Ottawa is looking to catch more of what it consider to be too aggressive tax planning arrangements by asking for public consultation on new rules to govern the reporting of certain transactions that at present need not be reported to the Canada Revenue Agency.

While rules requiring the reporting of tax shelters, as defined by the Income Tax Act, already exist, there are many aggressive tax-planning strategies that don’t meet the definition by law of a tax shelter, the government contends. The transactions may be found to be abusive.

As part of this year’s federal budget, the government is proposing a regime under which a tax avoidance transaction featuring at least two of three “hallmarks” would be reportable to the CRA. The existence of the hallmarks would not in and of the themselves constitute evidence of abuse, the government contends, but their presence often indicates that an abusive transaction could be taking place.

A reportable transaction would be an avoidance transaction, as currently defined in the Income Tax Act, entered into by a taxpayer that bears at least two of the following three hallmarks:

1. A promoter or tax advisor in respect of the transaction is entitled to fees that are to any extent attributable to the amount of the tax benefit from the transaction; contingent upon the obtaining of a tax benefit from the transaction; or attributable to the number of taxpayers who participate in the transaction.

2. A promoter or tax advisor in respect of the transaction requires “confidential protection” about the transaction.

3. The taxpayer or the person who entered into the transaction for the benefit of the taxpayer obtains “contractual protection” in respect of the transaction.

The failure of a taxpayer to report a reportable transaction could lead to the CRA denying the tax benefit resulting from the transaction. However, the reporting of a reportable transaction would have no bearing on whether the benefit is allowed, the government says.

“The CRA might ultimately find that a transaction is fine, but they want to know about the existence of it, instead of waiting to stumble upon it,” says Jamie Golombek, the Toronto-based managing director of tax and estate planning for CIBC Private Wealth Management.

Reporting regimes making use of hallmarks as a means of identifying aggressive tax planning have been used in the U.S. and Britain and have been recently introduced in the province of Quebec.

Should the new reporting proposals become law, it could make some taxpayers “think twice” about entering into certain transactions that bear two or more of the hallmarks, as the mere act of not reporting could cause the tax benefit resulting from the transaction to be disallowed, Golombek says.

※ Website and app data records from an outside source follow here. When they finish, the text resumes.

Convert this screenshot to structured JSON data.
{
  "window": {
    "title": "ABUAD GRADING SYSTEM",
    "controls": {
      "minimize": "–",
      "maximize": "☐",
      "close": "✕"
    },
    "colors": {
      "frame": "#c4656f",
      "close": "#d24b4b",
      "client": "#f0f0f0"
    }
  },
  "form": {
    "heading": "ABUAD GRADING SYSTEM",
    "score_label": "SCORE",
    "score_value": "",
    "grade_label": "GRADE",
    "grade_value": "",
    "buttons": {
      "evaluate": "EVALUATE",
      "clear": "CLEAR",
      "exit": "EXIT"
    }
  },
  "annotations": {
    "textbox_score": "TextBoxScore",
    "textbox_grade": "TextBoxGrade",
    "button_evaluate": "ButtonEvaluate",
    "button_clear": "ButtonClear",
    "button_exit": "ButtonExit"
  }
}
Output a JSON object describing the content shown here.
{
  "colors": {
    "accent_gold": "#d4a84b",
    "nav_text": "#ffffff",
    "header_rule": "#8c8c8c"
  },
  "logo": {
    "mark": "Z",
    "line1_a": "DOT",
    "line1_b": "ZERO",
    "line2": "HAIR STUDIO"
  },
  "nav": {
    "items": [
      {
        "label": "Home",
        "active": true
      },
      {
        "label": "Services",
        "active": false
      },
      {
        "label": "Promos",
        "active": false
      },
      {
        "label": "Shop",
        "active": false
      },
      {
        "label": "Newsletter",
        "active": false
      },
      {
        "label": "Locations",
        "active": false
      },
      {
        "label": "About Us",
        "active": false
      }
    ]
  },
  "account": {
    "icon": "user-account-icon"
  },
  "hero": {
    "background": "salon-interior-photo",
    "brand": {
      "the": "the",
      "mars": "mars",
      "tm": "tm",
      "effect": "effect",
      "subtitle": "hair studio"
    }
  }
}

The government says that details of the new reporting proposals will be released “at the earliest opportunity” and that the information regarding the consultation process will be announced at that time.